#### Exercise brief:
Count how many lines in the following data hold the word "Bollinger". Your answer is the number and nothing else.

Recorded information section start

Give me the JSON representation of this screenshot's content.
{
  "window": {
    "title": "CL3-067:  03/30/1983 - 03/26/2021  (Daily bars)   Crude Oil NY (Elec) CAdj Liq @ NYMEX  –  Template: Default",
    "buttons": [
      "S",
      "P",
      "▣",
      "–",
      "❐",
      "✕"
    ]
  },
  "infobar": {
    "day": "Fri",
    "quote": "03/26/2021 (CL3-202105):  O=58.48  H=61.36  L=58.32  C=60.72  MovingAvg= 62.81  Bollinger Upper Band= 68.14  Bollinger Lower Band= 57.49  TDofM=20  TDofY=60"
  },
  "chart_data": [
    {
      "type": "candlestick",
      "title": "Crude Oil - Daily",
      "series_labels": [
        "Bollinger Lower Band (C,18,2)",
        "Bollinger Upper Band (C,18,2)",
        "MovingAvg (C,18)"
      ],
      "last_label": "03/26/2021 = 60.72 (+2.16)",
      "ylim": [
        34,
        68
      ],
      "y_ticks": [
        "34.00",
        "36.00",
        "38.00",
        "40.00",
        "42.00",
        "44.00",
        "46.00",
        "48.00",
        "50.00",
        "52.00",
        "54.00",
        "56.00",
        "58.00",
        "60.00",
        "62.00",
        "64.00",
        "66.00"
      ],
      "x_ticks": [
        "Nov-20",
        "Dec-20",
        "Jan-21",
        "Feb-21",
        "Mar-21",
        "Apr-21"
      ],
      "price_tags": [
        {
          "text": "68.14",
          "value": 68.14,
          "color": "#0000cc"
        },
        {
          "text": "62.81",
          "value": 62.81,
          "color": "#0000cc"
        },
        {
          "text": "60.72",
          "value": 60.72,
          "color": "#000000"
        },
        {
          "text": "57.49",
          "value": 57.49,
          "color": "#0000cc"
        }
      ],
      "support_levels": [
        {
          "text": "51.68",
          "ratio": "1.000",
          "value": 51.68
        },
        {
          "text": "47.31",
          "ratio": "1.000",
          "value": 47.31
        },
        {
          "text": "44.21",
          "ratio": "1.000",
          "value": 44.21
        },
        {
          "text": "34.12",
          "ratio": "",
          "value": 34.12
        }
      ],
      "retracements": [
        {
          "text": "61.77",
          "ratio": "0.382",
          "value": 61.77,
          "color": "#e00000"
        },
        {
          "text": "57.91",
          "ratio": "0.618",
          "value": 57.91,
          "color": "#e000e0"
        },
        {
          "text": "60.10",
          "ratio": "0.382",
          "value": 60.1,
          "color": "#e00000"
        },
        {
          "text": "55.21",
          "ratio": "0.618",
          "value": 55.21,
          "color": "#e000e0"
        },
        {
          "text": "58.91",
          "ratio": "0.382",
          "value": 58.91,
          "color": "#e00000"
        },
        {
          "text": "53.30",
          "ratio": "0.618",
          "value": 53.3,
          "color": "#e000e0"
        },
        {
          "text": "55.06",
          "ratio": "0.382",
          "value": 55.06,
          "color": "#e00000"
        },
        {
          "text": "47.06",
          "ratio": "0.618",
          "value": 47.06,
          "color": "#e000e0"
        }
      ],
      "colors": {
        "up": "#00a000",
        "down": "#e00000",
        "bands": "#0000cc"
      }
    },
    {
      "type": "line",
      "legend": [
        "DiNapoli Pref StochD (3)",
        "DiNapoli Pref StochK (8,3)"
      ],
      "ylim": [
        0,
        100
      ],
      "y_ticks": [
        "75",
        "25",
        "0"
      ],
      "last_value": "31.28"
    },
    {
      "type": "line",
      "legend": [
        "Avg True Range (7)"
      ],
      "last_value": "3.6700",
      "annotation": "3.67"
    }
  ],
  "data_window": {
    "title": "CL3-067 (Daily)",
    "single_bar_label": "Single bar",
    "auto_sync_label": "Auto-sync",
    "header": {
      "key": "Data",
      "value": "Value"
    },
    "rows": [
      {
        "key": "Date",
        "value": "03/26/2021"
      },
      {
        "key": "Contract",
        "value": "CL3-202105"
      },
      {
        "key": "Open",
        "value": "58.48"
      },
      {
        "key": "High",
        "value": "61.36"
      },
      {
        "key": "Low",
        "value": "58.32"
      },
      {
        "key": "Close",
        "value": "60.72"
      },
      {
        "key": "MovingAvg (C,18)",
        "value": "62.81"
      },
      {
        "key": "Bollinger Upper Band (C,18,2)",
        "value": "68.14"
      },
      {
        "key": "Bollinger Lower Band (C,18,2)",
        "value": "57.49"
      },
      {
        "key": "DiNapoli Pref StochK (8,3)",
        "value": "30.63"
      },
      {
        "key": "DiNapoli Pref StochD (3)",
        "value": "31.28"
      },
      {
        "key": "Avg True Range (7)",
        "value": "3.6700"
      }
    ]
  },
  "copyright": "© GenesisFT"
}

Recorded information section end

#### Solution:
5